The speaker recalled that a renowned package delivery service commissioned a famous graphic designer to create a new logotype, half a century ago, and was very pleased with the result. Some time later, confronted by slipping sales volume, the firm approached the designer again to ask for an update. He rejected that follow-up commission, arguing that the client did not need a new logo to refresh its image -- all it really needed to do was wash its trucks more frequently and regularly. This suggestion was implemented as a systemwide policy change, and sales rebounded.
That policy is even more important to a company that sells food and beverages; the idea is to keep the trucks outstandingly clean, so the public will look admiringly at them -- and see the operating company's name. The other side of the coin is that prospective clients will form an unfavorable opinion of the quality of the operator's services if they see dirty, dented route trucks on the road.
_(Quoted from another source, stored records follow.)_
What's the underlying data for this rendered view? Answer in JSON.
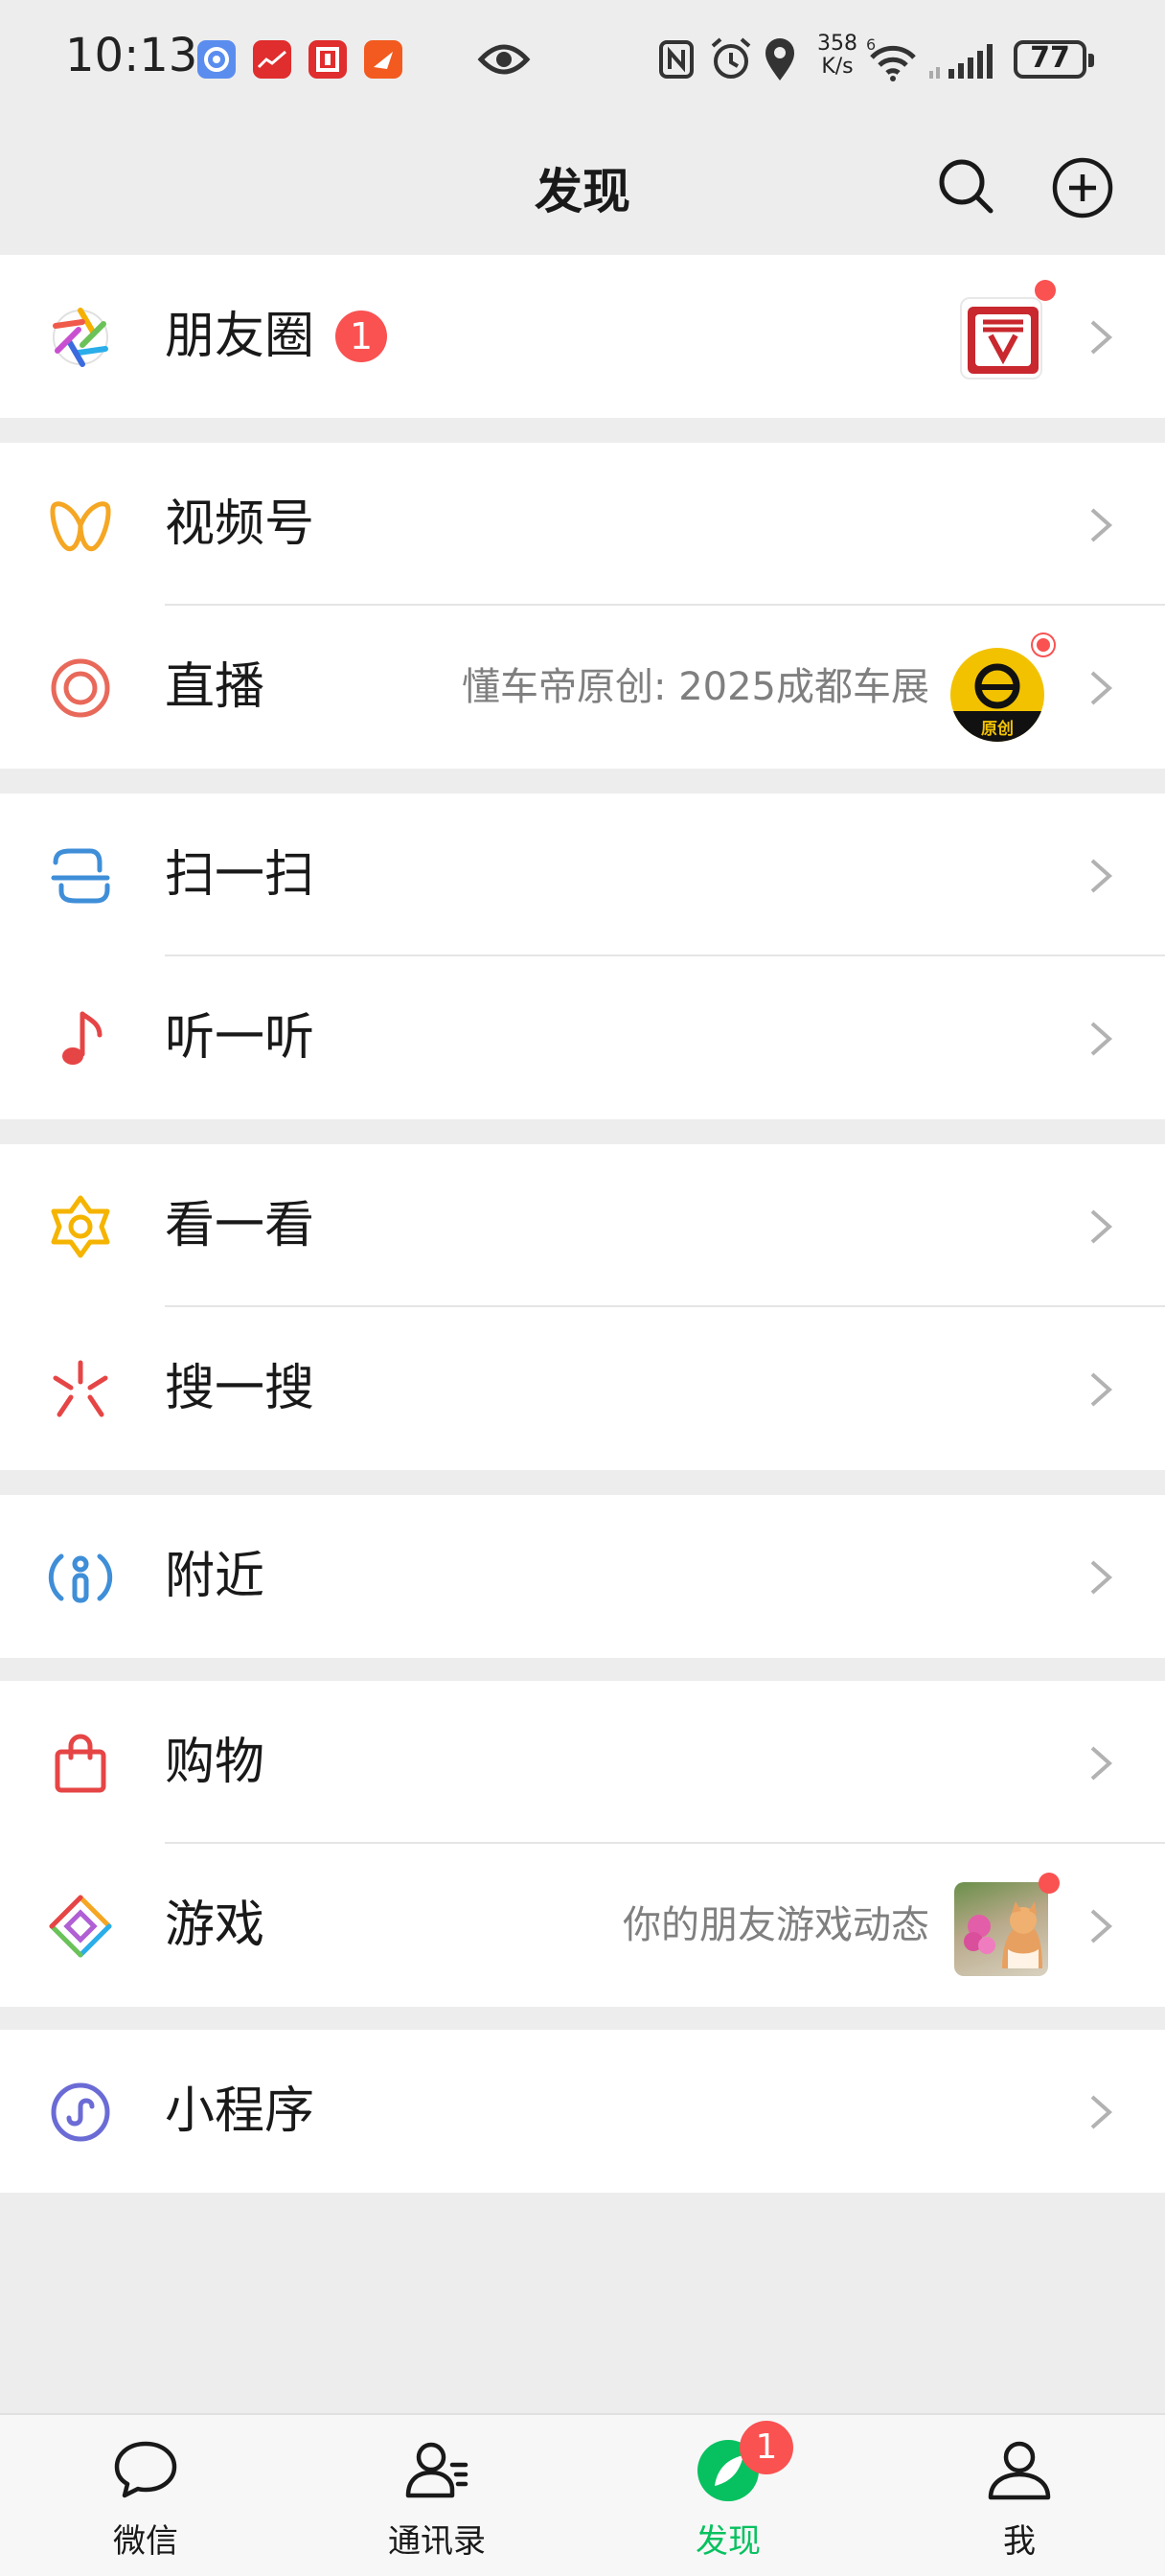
{
  "status_bar": {
    "time": "10:13",
    "net_speed_value": "358",
    "net_speed_unit": "K/s",
    "battery": "77"
  },
  "header": {
    "title": "发现"
  },
  "menu": {
    "moments": {
      "label": "朋友圈",
      "badge": "1"
    },
    "channels": {
      "label": "视频号"
    },
    "live": {
      "label": "直播",
      "subtitle": "懂车帝原创: 2025成都车展",
      "avatar_text": "原创"
    },
    "scan": {
      "label": "扫一扫"
    },
    "listen": {
      "label": "听一听"
    },
    "top_stories": {
      "label": "看一看"
    },
    "search": {
      "label": "搜一搜"
    },
    "nearby": {
      "label": "附近"
    },
    "shopping": {
      "label": "购物"
    },
    "games": {
      "label": "游戏",
      "subtitle": "你的朋友游戏动态"
    },
    "mini_programs": {
      "label": "小程序"
    }
  },
  "tab_bar": {
    "tabs": [
      {
        "label": "微信",
        "icon": "chat-bubble-icon"
      },
      {
        "label": "通讯录",
        "icon": "contacts-icon"
      },
      {
        "label": "发现",
        "icon": "discover-compass-icon",
        "badge": "1",
        "active": true
      },
      {
        "label": "我",
        "icon": "person-icon"
      }
    ]
  },
  "colors": {
    "background": "#ededed",
    "badge_red": "#fa5151",
    "active_green": "#07c160",
    "subtitle_gray": "#7f7f7f"
  }
}
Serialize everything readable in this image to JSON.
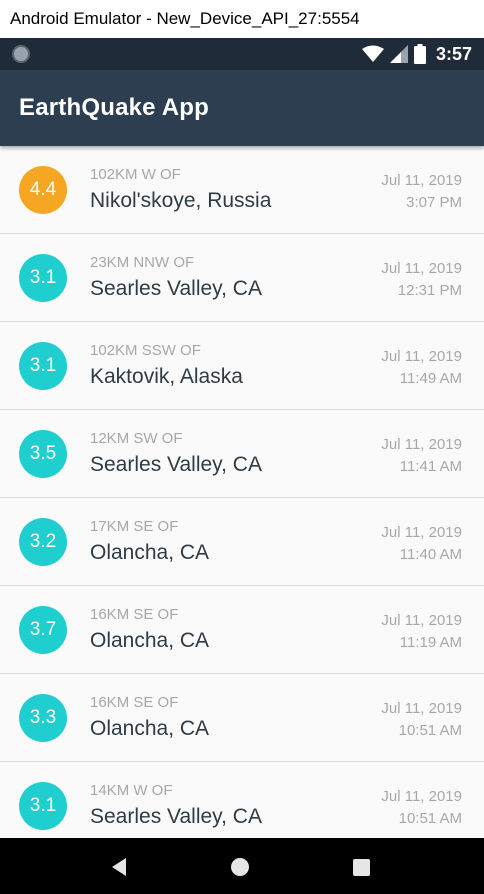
{
  "window": {
    "title": "Android Emulator - New_Device_API_27:5554"
  },
  "status_bar": {
    "time": "3:57",
    "icons": [
      "notification-dot-icon",
      "wifi-icon",
      "signal-icon",
      "battery-icon"
    ]
  },
  "app_bar": {
    "title": "EarthQuake App"
  },
  "colors": {
    "appbar": "#2c3e50",
    "status_bar": "#1f2b38",
    "mag_orange": "#f5a623",
    "mag_teal": "#1fcfcf"
  },
  "earthquakes": [
    {
      "magnitude": "4.4",
      "offset": "102KM W OF",
      "place": "Nikol'skoye, Russia",
      "date": "Jul 11, 2019",
      "time": "3:07 PM",
      "color": "#f5a623"
    },
    {
      "magnitude": "3.1",
      "offset": "23KM NNW OF",
      "place": "Searles Valley, CA",
      "date": "Jul 11, 2019",
      "time": "12:31 PM",
      "color": "#1fcfcf"
    },
    {
      "magnitude": "3.1",
      "offset": "102KM SSW OF",
      "place": "Kaktovik, Alaska",
      "date": "Jul 11, 2019",
      "time": "11:49 AM",
      "color": "#1fcfcf"
    },
    {
      "magnitude": "3.5",
      "offset": "12KM SW OF",
      "place": "Searles Valley, CA",
      "date": "Jul 11, 2019",
      "time": "11:41 AM",
      "color": "#1fcfcf"
    },
    {
      "magnitude": "3.2",
      "offset": "17KM SE OF",
      "place": "Olancha, CA",
      "date": "Jul 11, 2019",
      "time": "11:40 AM",
      "color": "#1fcfcf"
    },
    {
      "magnitude": "3.7",
      "offset": "16KM SE OF",
      "place": "Olancha, CA",
      "date": "Jul 11, 2019",
      "time": "11:19 AM",
      "color": "#1fcfcf"
    },
    {
      "magnitude": "3.3",
      "offset": "16KM SE OF",
      "place": "Olancha, CA",
      "date": "Jul 11, 2019",
      "time": "10:51 AM",
      "color": "#1fcfcf"
    },
    {
      "magnitude": "3.1",
      "offset": "14KM W OF",
      "place": "Searles Valley, CA",
      "date": "Jul 11, 2019",
      "time": "10:51 AM",
      "color": "#1fcfcf"
    }
  ],
  "nav_bar": {
    "icons": [
      "back-icon",
      "home-icon",
      "recents-icon"
    ]
  }
}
Beyond that, the opportunities for generating awareness of a company include not only display media, like outdoor advertising (which can promote the operator's brand and the industry too), but also activities, such as local sponsorships of anything from sports teams and civic events to scholarships and awards. It's worth exploring telemarketing and direct mail programs too, the speaker noted; of these, telemarketing is the more adaptable and self-correcting, when intelligently employed. "You can evaluate your results every day, and change the script if they're not the results you wanted," Carango observed.
A well-thought-out online presence is essential to building awareness, Carango continued, and it is well worth the operator's while to research the available options. Critical components include the company's website, which should be a "visible brand," and so must offer information of high quality and be easy to use. It's important to optimize the website for search engines, which involves making adjustments that will maximize its visibility to searches by people looking for vending and office coffee service -- "natural" or "organic" optimization -- and, perhaps, "pay-per-click" advertising as well, such as Google's AdWords program.
Social media, too, have grown in importance to the point at which businesses must deal with them, the Schubert executive said; "you need to do this." They are "hyper-local" and economical to use, he observed. Facebook is the most prominent social medium at present, but there are others with different strong points. The speaker reported that FourSquare is worth exploring too; among other things, it enables its advertisers to create their own rewards programs.
Blogs also can be very useful in establishing a brand, Carango said, although "they can be a lot of work, and you have to keep at it. But a blog gives you the opportunity to educate your prospects. A well-written blog can inform people, build confidence in your company and promote sales."
The image-building process continues through the proposal, Carango emphasized. "If you are making a PowerPoint presentation, be sure it's a good one," he advised. Even if the presentation is made with computer graphics, an attractive document should be prepared, to leave with the prospect. This hard-copy proposal should be attractively printed and bound.
TELLING THE STORY
Also important is the message that callers hear "on hold." It is a good idea to develop "content" -- such as success stories ("value-added tests") and client testimonials -- to flesh out appropriate communications with prospects and customers.
Of course, an image once built must be maintained, the speaker noted. Among many ways to do this are special events, like the time-honored "customer appreciation days" and newsletters, which nowadays can be delivered by email. Good relations are maintained and strengthened by frequent updates. Done diligently and sensibly, an ongoing client relations program can encourage the "evangelization" of existing accounts and, thus, generate referrals that can be used to win new ones.